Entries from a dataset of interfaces
=======
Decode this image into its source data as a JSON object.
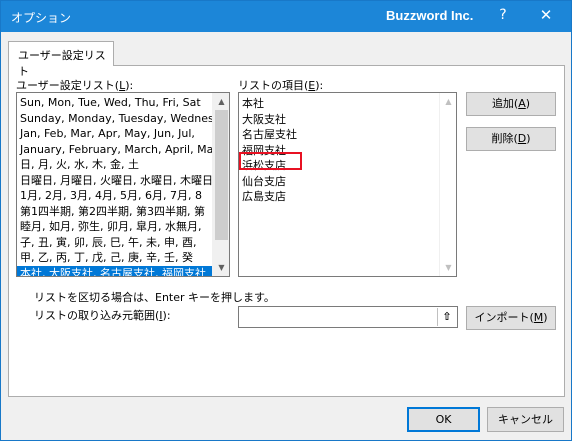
{
  "window": {
    "title": "オプション",
    "brand": "Buzzword Inc.",
    "help_label": "?",
    "close_label": "✕"
  },
  "tab": {
    "label": "ユーザー設定リスト"
  },
  "custom_lists": {
    "label_prefix": "ユーザー設定リスト(",
    "label_key": "L",
    "label_suffix": "):",
    "items": [
      "Sun, Mon, Tue, Wed, Thu, Fri, Sat",
      "Sunday, Monday, Tuesday, Wednesday",
      "Jan, Feb, Mar, Apr, May, Jun, Jul,",
      "January, February, March, April, May",
      "日, 月, 火, 水, 木, 金, 土",
      "日曜日, 月曜日, 火曜日, 水曜日, 木曜日",
      "1月, 2月, 3月, 4月, 5月, 6月, 7月, 8",
      "第1四半期, 第2四半期, 第3四半期, 第",
      "睦月, 如月, 弥生, 卯月, 皐月, 水無月,",
      "子, 丑, 寅, 卯, 辰, 巳, 午, 未, 申, 酉,",
      "甲, 乙, 丙, 丁, 戊, 己, 庚, 辛, 壬, 癸",
      "本社, 大阪支社, 名古屋支社, 福岡支社"
    ],
    "selected_index": 11
  },
  "list_entries": {
    "label_prefix": "リストの項目(",
    "label_key": "E",
    "label_suffix": "):",
    "lines": [
      "本社",
      "大阪支社",
      "名古屋支社",
      "福岡支社",
      "浜松支店",
      "仙台支店",
      "広島支店"
    ]
  },
  "buttons": {
    "add_prefix": "追加(",
    "add_key": "A",
    "add_suffix": ")",
    "delete_prefix": "削除(",
    "delete_key": "D",
    "delete_suffix": ")",
    "import_prefix": "インポート(",
    "import_key": "M",
    "import_suffix": ")",
    "ok": "OK",
    "cancel": "キャンセル"
  },
  "hint": "リストを区切る場合は、Enter キーを押します。",
  "import_range": {
    "label_prefix": "リストの取り込み元範囲(",
    "label_key": "I",
    "label_suffix": "):",
    "value": "",
    "collapse_glyph": "⇧"
  },
  "icons": {
    "collapse": "collapse-dialog-icon",
    "scroll_up": "scroll-up-icon",
    "scroll_down": "scroll-down-icon"
  }
}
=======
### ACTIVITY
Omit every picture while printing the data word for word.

### TASK RESPONSE
Decode this image into its source data as a JSON object.
{
  "window": {
    "title": "オプション",
    "brand": "Buzzword Inc.",
    "help_label": "?",
    "close_label": "✕"
  },
  "tab": {
    "label": "ユーザー設定リスト"
  },
  "custom_lists": {
    "label_prefix": "ユーザー設定リスト(",
    "label_key": "L",
    "label_suffix": "):",
    "items": [
      "Sun, Mon, Tue, Wed, Thu, Fri, Sat",
      "Sunday, Monday, Tuesday, Wednesday",
      "Jan, Feb, Mar, Apr, May, Jun, Jul,",
      "January, February, March, April, May",
      "日, 月, 火, 水, 木, 金, 土",
      "日曜日, 月曜日, 火曜日, 水曜日, 木曜日",
      "1月, 2月, 3月, 4月, 5月, 6月, 7月, 8",
      "第1四半期, 第2四半期, 第3四半期, 第",
      "睦月, 如月, 弥生, 卯月, 皐月, 水無月,",
      "子, 丑, 寅, 卯, 辰, 巳, 午, 未, 申, 酉,",
      "甲, 乙, 丙, 丁, 戊, 己, 庚, 辛, 壬, 癸",
      "本社, 大阪支社, 名古屋支社, 福岡支社"
    ],
    "selected_index": 11
  },
  "list_entries": {
    "label_prefix": "リストの項目(",
    "label_key": "E",
    "label_suffix": "):",
    "lines": [
      "本社",
      "大阪支社",
      "名古屋支社",
      "福岡支社",
      "浜松支店",
      "仙台支店",
      "広島支店"
    ]
  },
  "buttons": {
    "add_prefix": "追加(",
    "add_key": "A",
    "add_suffix": ")",
    "delete_prefix": "削除(",
    "delete_key": "D",
    "delete_suffix": ")",
    "import_prefix": "インポート(",
    "import_key": "M",
    "import_suffix": ")",
    "ok": "OK",
    "cancel": "キャンセル"
  },
  "hint": "リストを区切る場合は、Enter キーを押します。",
  "import_range": {
    "label_prefix": "リストの取り込み元範囲(",
    "label_key": "I",
    "label_suffix": "):",
    "value": "",
    "collapse_glyph": "⇧"
  },
  "icons": {
    "collapse": "collapse-dialog-icon",
    "scroll_up": "scroll-up-icon",
    "scroll_down": "scroll-down-icon"
  }
}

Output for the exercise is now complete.